Carson and Wnuk are members of the National Honors Society, Beta Club, Superintendent’s Youth Council, and Ruri-Teen. They accredit their success to the involvement they had around the school as well as the support from friends and family.
“My friends were always so supportive of me, and always felt like I would be the one to become valedictorian. My friends were very ecstatic when it was officially announced, and I am so grateful that I have the most uplifting, encouraging individuals surrounding me everyday,” stated Carson.
“DayOnna is very hard working and caring; she puts effort into everything she does and that’s why she’s so successful. She acts as if she doesn’t care about making perfect grade when in reality she does care,” stated Senior David Rudek, a close friend of the two. “Danae is very talented and naturally brilliant. She seems as if she’s not trying, but somehow understands things easily. Both are true inspirations.”
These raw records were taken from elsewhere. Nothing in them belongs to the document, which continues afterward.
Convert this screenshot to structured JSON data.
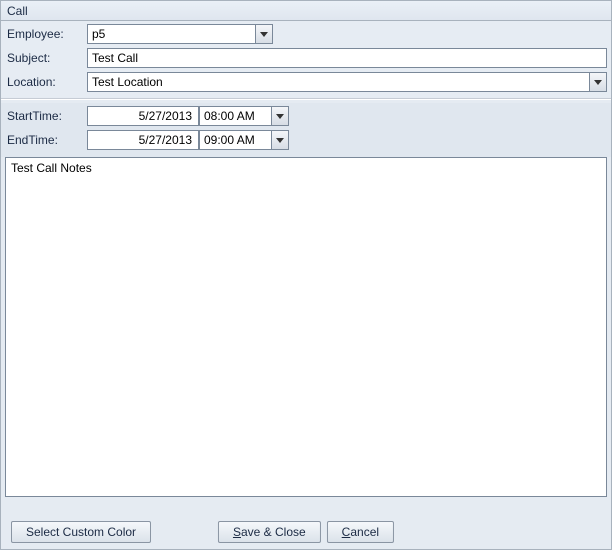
{
  "window": {
    "title": "Call"
  },
  "labels": {
    "employee": "Employee:",
    "subject": "Subject:",
    "location": "Location:",
    "start_time": "StartTime:",
    "end_time": "EndTime:"
  },
  "fields": {
    "employee": "p5",
    "subject": "Test Call",
    "location": "Test Location",
    "start_date": "5/27/2013",
    "start_time": "08:00 AM",
    "end_date": "5/27/2013",
    "end_time": "09:00 AM",
    "notes": "Test Call Notes"
  },
  "buttons": {
    "select_custom_color": "Select Custom Color",
    "save_close": "Save & Close",
    "cancel": "Cancel"
  }
}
Carson has applied to over twenty colleges, including Ivy Leagues. She has yet to hear of admission decisions from all of them, but has received many scholarships from several universities so far including the University of the South. She is a semi-finalist for the Gates Scholarship, so there is a good chance that she will be able to go to the college of her choosing, regardless of the cost. Wnuk plans to pursue a major in computer engineering and plans to study at Chattanooga State to later transfer to the University of Tennessee at Chattanooga to further her education.
Carson and Wnuk have greater academic obstacles ahead of them, but knowing they are able to achieve each of them through hard work and support gives them a sense of relief. Now, the pair plans to create graduation speeches that will enable everyone to make an effort to succeed after high school.
“My advice to others is to try one’s absolute best, despite whatever odds they may be up against, and to cultivate a positive legacy that will live on forever. Celebrate your best efforts while you still can, and never settle for less,” concluded Carson.